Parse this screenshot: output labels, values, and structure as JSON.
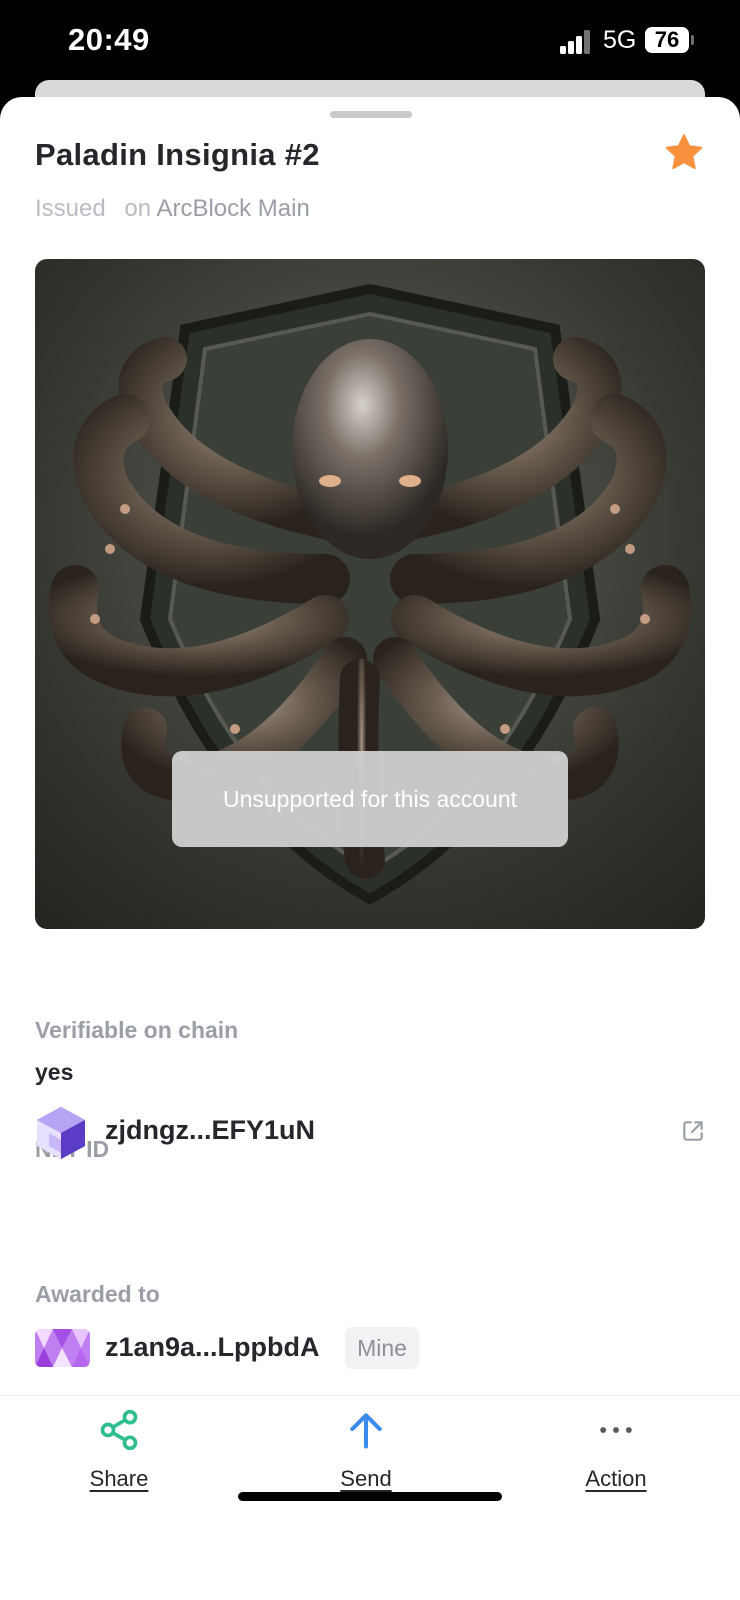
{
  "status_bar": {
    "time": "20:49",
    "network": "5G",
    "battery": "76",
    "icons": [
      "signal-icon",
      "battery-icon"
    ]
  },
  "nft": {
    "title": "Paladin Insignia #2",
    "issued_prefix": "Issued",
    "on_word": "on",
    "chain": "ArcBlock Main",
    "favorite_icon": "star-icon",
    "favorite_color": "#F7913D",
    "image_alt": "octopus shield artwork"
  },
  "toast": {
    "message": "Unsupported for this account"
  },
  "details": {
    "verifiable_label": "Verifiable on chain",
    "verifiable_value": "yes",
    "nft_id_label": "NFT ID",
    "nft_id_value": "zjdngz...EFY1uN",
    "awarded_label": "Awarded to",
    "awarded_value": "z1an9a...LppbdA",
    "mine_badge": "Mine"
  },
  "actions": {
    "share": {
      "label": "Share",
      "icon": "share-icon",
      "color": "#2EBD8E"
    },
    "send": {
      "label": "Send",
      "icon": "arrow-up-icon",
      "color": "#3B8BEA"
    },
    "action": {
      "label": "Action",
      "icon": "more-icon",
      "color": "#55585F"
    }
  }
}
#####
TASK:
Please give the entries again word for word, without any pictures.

REPLY:
Parse this screenshot: output labels, values, and structure as JSON.
{
  "status_bar": {
    "time": "20:49",
    "network": "5G",
    "battery": "76",
    "icons": [
      "signal-icon",
      "battery-icon"
    ]
  },
  "nft": {
    "title": "Paladin Insignia #2",
    "issued_prefix": "Issued",
    "on_word": "on",
    "chain": "ArcBlock Main",
    "favorite_icon": "star-icon",
    "favorite_color": "#F7913D",
    "image_alt": "octopus shield artwork"
  },
  "toast": {
    "message": "Unsupported for this account"
  },
  "details": {
    "verifiable_label": "Verifiable on chain",
    "verifiable_value": "yes",
    "nft_id_label": "NFT ID",
    "nft_id_value": "zjdngz...EFY1uN",
    "awarded_label": "Awarded to",
    "awarded_value": "z1an9a...LppbdA",
    "mine_badge": "Mine"
  },
  "actions": {
    "share": {
      "label": "Share",
      "icon": "share-icon",
      "color": "#2EBD8E"
    },
    "send": {
      "label": "Send",
      "icon": "arrow-up-icon",
      "color": "#3B8BEA"
    },
    "action": {
      "label": "Action",
      "icon": "more-icon",
      "color": "#55585F"
    }
  }
}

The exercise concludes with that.